Each line below that holds the word "true" counts toward the answer; reply with the total number only.

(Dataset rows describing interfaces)
----

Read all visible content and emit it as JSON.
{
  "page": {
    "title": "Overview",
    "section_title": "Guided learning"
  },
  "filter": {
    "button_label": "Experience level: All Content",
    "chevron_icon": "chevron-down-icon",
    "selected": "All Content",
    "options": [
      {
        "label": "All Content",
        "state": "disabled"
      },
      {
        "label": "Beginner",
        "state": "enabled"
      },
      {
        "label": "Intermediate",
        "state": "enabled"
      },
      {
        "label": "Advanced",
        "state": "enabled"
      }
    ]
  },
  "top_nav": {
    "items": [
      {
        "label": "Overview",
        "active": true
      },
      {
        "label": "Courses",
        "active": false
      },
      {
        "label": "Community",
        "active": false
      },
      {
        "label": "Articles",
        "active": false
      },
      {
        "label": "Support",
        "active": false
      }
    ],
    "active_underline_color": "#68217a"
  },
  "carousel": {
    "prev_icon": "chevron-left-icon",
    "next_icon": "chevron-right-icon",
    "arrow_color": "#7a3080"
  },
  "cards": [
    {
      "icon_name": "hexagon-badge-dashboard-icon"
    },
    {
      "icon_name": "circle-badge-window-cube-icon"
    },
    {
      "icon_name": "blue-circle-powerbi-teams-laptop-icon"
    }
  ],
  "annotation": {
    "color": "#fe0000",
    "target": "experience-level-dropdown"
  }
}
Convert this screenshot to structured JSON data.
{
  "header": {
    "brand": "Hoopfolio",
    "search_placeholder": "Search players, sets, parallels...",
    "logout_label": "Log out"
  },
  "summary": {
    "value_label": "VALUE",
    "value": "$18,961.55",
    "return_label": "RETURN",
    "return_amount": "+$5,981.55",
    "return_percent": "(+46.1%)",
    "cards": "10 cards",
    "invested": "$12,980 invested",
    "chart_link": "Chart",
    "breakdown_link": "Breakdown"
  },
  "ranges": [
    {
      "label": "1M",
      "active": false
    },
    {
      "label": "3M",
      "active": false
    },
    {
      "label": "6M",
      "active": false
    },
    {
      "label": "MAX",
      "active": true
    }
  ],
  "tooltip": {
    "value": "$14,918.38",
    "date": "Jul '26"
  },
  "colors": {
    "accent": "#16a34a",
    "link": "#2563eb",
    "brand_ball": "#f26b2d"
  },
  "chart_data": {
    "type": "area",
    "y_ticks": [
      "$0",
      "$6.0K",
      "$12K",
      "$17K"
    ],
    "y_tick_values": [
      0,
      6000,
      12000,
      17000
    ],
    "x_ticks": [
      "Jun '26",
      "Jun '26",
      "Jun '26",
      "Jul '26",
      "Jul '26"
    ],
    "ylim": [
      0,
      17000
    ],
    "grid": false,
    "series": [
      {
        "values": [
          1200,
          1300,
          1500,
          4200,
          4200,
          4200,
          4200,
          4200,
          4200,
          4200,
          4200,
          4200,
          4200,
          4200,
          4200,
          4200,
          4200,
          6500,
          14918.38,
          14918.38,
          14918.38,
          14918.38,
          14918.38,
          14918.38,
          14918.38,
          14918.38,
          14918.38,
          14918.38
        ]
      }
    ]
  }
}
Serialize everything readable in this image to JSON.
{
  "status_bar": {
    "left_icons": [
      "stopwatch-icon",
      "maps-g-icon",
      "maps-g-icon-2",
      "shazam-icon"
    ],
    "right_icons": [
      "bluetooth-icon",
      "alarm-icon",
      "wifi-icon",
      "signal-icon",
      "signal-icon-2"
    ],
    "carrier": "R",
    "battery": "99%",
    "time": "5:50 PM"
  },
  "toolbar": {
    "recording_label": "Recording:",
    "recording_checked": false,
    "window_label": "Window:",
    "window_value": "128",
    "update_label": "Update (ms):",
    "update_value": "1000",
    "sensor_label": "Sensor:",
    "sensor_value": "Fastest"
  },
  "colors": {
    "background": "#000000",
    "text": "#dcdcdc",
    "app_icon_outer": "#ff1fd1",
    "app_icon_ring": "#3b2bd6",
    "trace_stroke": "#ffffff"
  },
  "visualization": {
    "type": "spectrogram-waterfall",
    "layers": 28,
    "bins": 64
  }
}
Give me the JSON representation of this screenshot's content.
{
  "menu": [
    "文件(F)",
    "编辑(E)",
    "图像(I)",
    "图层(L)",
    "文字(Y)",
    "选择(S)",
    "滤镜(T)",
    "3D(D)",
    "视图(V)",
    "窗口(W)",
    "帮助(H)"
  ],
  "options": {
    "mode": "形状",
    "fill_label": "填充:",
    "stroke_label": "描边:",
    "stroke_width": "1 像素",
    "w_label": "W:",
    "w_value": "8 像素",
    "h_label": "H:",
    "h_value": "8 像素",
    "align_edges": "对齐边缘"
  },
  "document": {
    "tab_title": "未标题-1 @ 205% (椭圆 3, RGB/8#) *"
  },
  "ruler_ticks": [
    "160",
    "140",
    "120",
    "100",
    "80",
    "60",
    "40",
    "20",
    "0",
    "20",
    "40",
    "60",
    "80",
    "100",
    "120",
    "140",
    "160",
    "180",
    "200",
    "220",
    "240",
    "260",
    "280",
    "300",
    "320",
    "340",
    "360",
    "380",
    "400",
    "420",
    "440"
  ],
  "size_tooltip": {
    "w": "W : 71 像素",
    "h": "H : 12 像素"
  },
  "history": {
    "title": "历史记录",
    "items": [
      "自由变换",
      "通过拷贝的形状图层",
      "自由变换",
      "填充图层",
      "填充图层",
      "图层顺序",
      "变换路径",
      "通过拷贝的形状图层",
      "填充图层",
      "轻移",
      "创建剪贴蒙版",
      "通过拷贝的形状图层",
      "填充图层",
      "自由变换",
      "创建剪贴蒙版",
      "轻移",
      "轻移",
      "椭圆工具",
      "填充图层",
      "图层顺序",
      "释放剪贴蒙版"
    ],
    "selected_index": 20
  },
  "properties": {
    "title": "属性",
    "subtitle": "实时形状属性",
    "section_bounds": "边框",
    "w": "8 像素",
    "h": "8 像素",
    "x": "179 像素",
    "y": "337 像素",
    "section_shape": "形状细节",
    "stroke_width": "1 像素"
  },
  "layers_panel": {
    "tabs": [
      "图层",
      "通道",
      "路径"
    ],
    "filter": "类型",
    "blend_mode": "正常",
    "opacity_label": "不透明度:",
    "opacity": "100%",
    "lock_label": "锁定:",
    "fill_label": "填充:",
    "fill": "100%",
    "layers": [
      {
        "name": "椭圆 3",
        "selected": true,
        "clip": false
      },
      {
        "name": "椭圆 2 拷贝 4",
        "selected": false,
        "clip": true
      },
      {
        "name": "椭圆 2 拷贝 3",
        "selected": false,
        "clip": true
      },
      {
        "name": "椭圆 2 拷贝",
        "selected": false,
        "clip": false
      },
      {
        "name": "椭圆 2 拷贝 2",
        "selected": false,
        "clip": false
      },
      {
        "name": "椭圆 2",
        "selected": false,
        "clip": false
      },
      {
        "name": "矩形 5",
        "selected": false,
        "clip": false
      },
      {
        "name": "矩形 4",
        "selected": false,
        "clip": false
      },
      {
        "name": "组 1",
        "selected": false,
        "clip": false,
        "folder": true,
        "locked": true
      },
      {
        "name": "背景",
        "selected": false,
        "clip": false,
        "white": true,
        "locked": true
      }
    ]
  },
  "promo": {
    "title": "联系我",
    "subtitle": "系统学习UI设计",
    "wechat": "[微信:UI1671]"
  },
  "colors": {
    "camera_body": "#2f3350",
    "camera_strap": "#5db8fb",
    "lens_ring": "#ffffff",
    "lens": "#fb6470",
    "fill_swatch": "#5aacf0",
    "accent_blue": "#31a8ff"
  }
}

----

(Response): 9